Task description: Since only the written part is wanted, repeat the records exactly and omit the pictures.

Recorded information:
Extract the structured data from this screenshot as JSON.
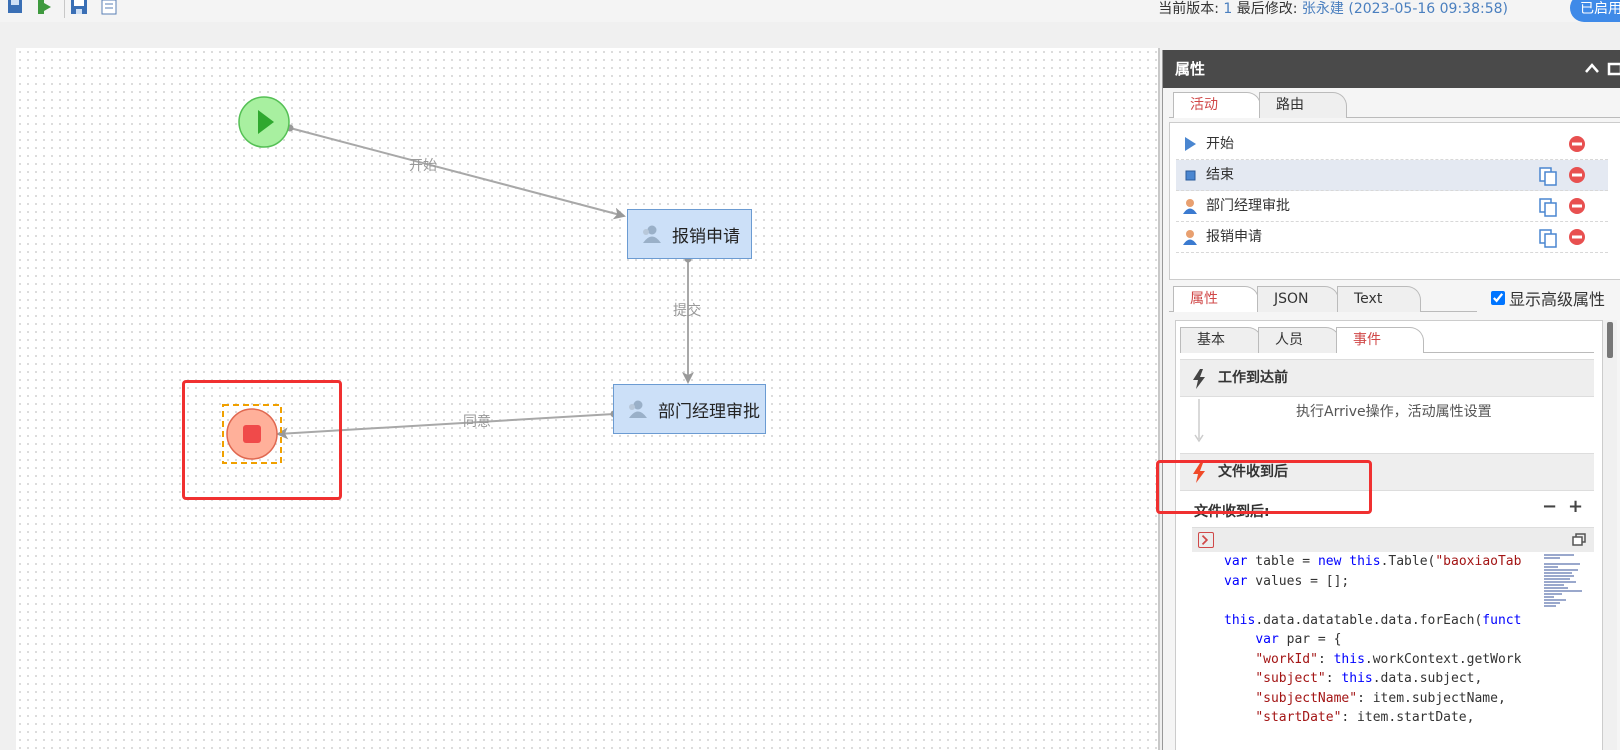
{
  "toolbar": {
    "icons": [
      "save-icon",
      "publish-icon",
      "save-as-icon",
      "document-icon"
    ],
    "version_label": "当前版本:",
    "version_value": "1",
    "modified_label": "最后修改:",
    "modified_by": "张永建",
    "modified_time": "(2023-05-16 09:38:58)",
    "status_label": "已启用"
  },
  "flow": {
    "nodes": {
      "start": "start-node",
      "apply": "报销申请",
      "approve": "部门经理审批",
      "end": "end-node"
    },
    "edges": {
      "start_to_apply": "开始",
      "apply_to_approve": "提交",
      "approve_to_end": "同意"
    }
  },
  "panel": {
    "title": "属性",
    "top_tabs": [
      "活动",
      "路由"
    ],
    "activities": [
      {
        "label": "开始",
        "icon": "start-triangle-icon",
        "copy": false
      },
      {
        "label": "结束",
        "icon": "end-square-icon",
        "copy": true
      },
      {
        "label": "部门经理审批",
        "icon": "user-icon",
        "copy": true
      },
      {
        "label": "报销申请",
        "icon": "user-icon",
        "copy": true
      }
    ],
    "prop_tabs": [
      "属性",
      "JSON",
      "Text"
    ],
    "advanced_label": "显示高级属性",
    "advanced_checked": true,
    "sub_tabs": [
      "基本",
      "人员",
      "事件"
    ],
    "events": {
      "arrive_title": "工作到达前",
      "arrive_desc": "执行Arrive操作，活动属性设置",
      "received_title": "文件收到后",
      "received_sub": "文件收到后:",
      "minus": "−",
      "plus": "+"
    },
    "code_lines": [
      [
        {
          "t": "var",
          "c": "kw"
        },
        {
          "t": " table = "
        },
        {
          "t": "new",
          "c": "kw"
        },
        {
          "t": " "
        },
        {
          "t": "this",
          "c": "kw"
        },
        {
          "t": ".Table("
        },
        {
          "t": "\"baoxiaoTab",
          "c": "st"
        }
      ],
      [
        {
          "t": "var",
          "c": "kw"
        },
        {
          "t": " values = [];"
        }
      ],
      [
        {
          "t": ""
        }
      ],
      [
        {
          "t": "this",
          "c": "kw"
        },
        {
          "t": ".data.datatable.data.forEach("
        },
        {
          "t": "funct",
          "c": "kw"
        }
      ],
      [
        {
          "t": "    "
        },
        {
          "t": "var",
          "c": "kw"
        },
        {
          "t": " par = {"
        }
      ],
      [
        {
          "t": "    "
        },
        {
          "t": "\"workId\"",
          "c": "st"
        },
        {
          "t": ": "
        },
        {
          "t": "this",
          "c": "kw"
        },
        {
          "t": ".workContext.getWork"
        }
      ],
      [
        {
          "t": "    "
        },
        {
          "t": "\"subject\"",
          "c": "st"
        },
        {
          "t": ": "
        },
        {
          "t": "this",
          "c": "kw"
        },
        {
          "t": ".data.subject,"
        }
      ],
      [
        {
          "t": "    "
        },
        {
          "t": "\"subjectName\"",
          "c": "st"
        },
        {
          "t": ": item.subjectName,"
        }
      ],
      [
        {
          "t": "    "
        },
        {
          "t": "\"startDate\"",
          "c": "st"
        },
        {
          "t": ": item.startDate,"
        }
      ]
    ]
  }
}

Problem solution:
Extract the structured data from this screenshot as JSON.
{
  "toolbar": {
    "icons": [
      "save-icon",
      "publish-icon",
      "save-as-icon",
      "document-icon"
    ],
    "version_label": "当前版本:",
    "version_value": "1",
    "modified_label": "最后修改:",
    "modified_by": "张永建",
    "modified_time": "(2023-05-16 09:38:58)",
    "status_label": "已启用"
  },
  "flow": {
    "nodes": {
      "start": "start-node",
      "apply": "报销申请",
      "approve": "部门经理审批",
      "end": "end-node"
    },
    "edges": {
      "start_to_apply": "开始",
      "apply_to_approve": "提交",
      "approve_to_end": "同意"
    }
  },
  "panel": {
    "title": "属性",
    "top_tabs": [
      "活动",
      "路由"
    ],
    "activities": [
      {
        "label": "开始",
        "icon": "start-triangle-icon",
        "copy": false
      },
      {
        "label": "结束",
        "icon": "end-square-icon",
        "copy": true
      },
      {
        "label": "部门经理审批",
        "icon": "user-icon",
        "copy": true
      },
      {
        "label": "报销申请",
        "icon": "user-icon",
        "copy": true
      }
    ],
    "prop_tabs": [
      "属性",
      "JSON",
      "Text"
    ],
    "advanced_label": "显示高级属性",
    "advanced_checked": true,
    "sub_tabs": [
      "基本",
      "人员",
      "事件"
    ],
    "events": {
      "arrive_title": "工作到达前",
      "arrive_desc": "执行Arrive操作，活动属性设置",
      "received_title": "文件收到后",
      "received_sub": "文件收到后:",
      "minus": "−",
      "plus": "+"
    },
    "code_lines": [
      [
        {
          "t": "var",
          "c": "kw"
        },
        {
          "t": " table = "
        },
        {
          "t": "new",
          "c": "kw"
        },
        {
          "t": " "
        },
        {
          "t": "this",
          "c": "kw"
        },
        {
          "t": ".Table("
        },
        {
          "t": "\"baoxiaoTab",
          "c": "st"
        }
      ],
      [
        {
          "t": "var",
          "c": "kw"
        },
        {
          "t": " values = [];"
        }
      ],
      [
        {
          "t": ""
        }
      ],
      [
        {
          "t": "this",
          "c": "kw"
        },
        {
          "t": ".data.datatable.data.forEach("
        },
        {
          "t": "funct",
          "c": "kw"
        }
      ],
      [
        {
          "t": "    "
        },
        {
          "t": "var",
          "c": "kw"
        },
        {
          "t": " par = {"
        }
      ],
      [
        {
          "t": "    "
        },
        {
          "t": "\"workId\"",
          "c": "st"
        },
        {
          "t": ": "
        },
        {
          "t": "this",
          "c": "kw"
        },
        {
          "t": ".workContext.getWork"
        }
      ],
      [
        {
          "t": "    "
        },
        {
          "t": "\"subject\"",
          "c": "st"
        },
        {
          "t": ": "
        },
        {
          "t": "this",
          "c": "kw"
        },
        {
          "t": ".data.subject,"
        }
      ],
      [
        {
          "t": "    "
        },
        {
          "t": "\"subjectName\"",
          "c": "st"
        },
        {
          "t": ": item.subjectName,"
        }
      ],
      [
        {
          "t": "    "
        },
        {
          "t": "\"startDate\"",
          "c": "st"
        },
        {
          "t": ": item.startDate,"
        }
      ]
    ]
  }
}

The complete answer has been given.